Zidovudine

Structural biochemistry has lead to a greater understanding of HIV and has played a key role in the development of drugs that fight it; one such drug is zidovudine, or azidothymine (AZT), which has been sold under the name Retrovir, the first drug to be approved to help treat HIV. AZT is a nucleoside analog reverse transcriptase inhibitor, known as an NRTI. AZT is especially recommended for pregnant women with HIV/AIDS, since taking this drug during pregnancy and labor reduces the chance of mother-child transmission. Side effects include headaches, nausea, and discoloration of fingernails and toenails. More severe side effects include anemia and bone marrow suppression.
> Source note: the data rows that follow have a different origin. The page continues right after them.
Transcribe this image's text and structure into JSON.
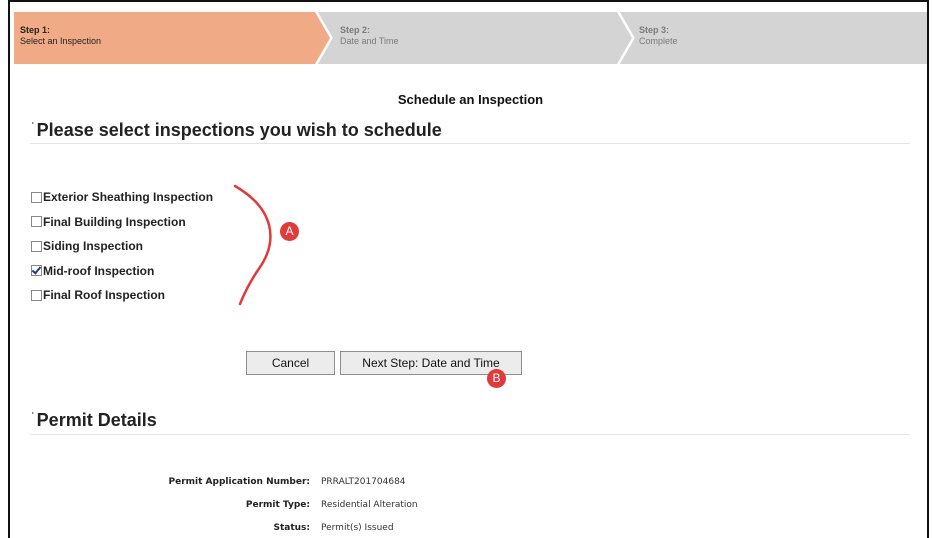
{
  "steps": [
    {
      "number": "Step 1:",
      "label": "Select an Inspection",
      "state": "active"
    },
    {
      "number": "Step 2:",
      "label": "Date and Time",
      "state": "inactive"
    },
    {
      "number": "Step 3:",
      "label": "Complete",
      "state": "inactive"
    }
  ],
  "page_title": "Schedule an Inspection",
  "inspections_section": {
    "heading": "Please select inspections you wish to schedule",
    "items": [
      {
        "label": "Exterior Sheathing Inspection",
        "checked": false
      },
      {
        "label": "Final Building Inspection",
        "checked": false
      },
      {
        "label": "Siding Inspection",
        "checked": false
      },
      {
        "label": "Mid-roof Inspection",
        "checked": true
      },
      {
        "label": "Final Roof Inspection",
        "checked": false
      }
    ]
  },
  "buttons": {
    "cancel": "Cancel",
    "next": "Next Step: Date and Time"
  },
  "annotations": {
    "a": "A",
    "b": "B"
  },
  "permit_section": {
    "heading": "Permit Details",
    "rows": [
      {
        "label": "Permit Application Number:",
        "value": "PRRALT201704684"
      },
      {
        "label": "Permit Type:",
        "value": "Residential Alteration"
      },
      {
        "label": "Status:",
        "value": "Permit(s) Issued"
      }
    ]
  },
  "colors": {
    "active_step": "#f0ab86",
    "inactive_step": "#d4d4d4",
    "annotation": "#e03a3a"
  }
}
Once structural biochemistry recognized HIV as a retrovirus, previously discovered proteins in viruses became drug targets. Retrovir inhibits the action of one of the virus’ enzymes, reverse transcriptase, which makes a DNA copy of its own RNA, allowing it to replicate quickly and encode itself into our genome (which is why there can never be a “cure” for AIDS until we can find a way to cut out the virus’ DNA from our own). If reverse transcriptase is unable to make double stranded viral DNA, it is then unable to integrate its DNA into the genetic material of our cells. However, HIV does become AZT-resistant over time, so AZT is used in a “drug cocktail” in combination with other NRTI’s and protease inhibitors to most effectively combat HIV and AIDS in patients.
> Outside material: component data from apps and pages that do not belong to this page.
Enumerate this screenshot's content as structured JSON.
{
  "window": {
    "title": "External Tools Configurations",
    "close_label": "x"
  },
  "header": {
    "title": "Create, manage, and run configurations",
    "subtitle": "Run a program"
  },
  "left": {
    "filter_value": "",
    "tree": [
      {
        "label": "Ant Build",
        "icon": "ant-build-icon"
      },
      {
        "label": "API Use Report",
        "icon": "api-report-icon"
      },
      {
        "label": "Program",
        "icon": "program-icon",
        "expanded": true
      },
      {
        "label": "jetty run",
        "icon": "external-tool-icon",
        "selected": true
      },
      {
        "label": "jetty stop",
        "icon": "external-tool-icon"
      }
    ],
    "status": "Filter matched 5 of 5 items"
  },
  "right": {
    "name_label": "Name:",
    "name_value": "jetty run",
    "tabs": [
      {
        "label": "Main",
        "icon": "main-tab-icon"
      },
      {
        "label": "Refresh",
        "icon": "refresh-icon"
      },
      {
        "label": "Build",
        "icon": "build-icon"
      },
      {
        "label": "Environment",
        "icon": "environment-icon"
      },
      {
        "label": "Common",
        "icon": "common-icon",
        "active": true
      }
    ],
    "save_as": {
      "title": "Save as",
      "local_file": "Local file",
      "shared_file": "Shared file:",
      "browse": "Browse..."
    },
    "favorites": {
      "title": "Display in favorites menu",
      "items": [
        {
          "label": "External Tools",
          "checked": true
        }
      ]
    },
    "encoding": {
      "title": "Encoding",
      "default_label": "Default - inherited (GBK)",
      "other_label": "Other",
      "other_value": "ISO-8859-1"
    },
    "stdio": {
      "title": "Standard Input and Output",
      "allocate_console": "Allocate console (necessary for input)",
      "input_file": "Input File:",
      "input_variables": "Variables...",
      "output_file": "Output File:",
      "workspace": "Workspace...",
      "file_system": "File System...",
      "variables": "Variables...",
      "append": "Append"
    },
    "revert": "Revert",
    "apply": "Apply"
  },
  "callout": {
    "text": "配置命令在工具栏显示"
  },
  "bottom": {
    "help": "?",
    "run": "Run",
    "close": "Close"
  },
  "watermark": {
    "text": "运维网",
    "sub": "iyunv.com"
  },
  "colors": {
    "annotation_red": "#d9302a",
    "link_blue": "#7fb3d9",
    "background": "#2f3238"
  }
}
Side Effects[edit]

Seek for medical help if you present one or more of the following symptoms below:

  • hives
  • swelling on your lips, face, throat or tongue
  • difficult breathing
  • severe muscle pain
  • pale skin
  • easy bruising
  • unexplained weight loss
  • pale skin
  • loss of bladder control
  • severe lower back pain
  • liver problems
  • pancreatitis
  • severe skin reaction

Less severe symptoms may include:

  • insomnia
  • mild nausea
  • constipation
  • joint pain
  • headache

Incompatibility with other drugs[edit]

Retrovir might produce violent reactions if used with the medications below:

  • doxorubicin
  • ganciclovir
  • interferon alfa
  • phenytoin
  • ribavirin
  • drugs that weaken your immune system

References[edit]

http://www.drugs.com/mtm/retrovir-injection.html Biochemistry, Sixth Edition, Berg. http://www.rxlist.com/retrovir-drug.htm http://www.ncbi.nlm.nih.gov/pubmedhealth/PMH0000869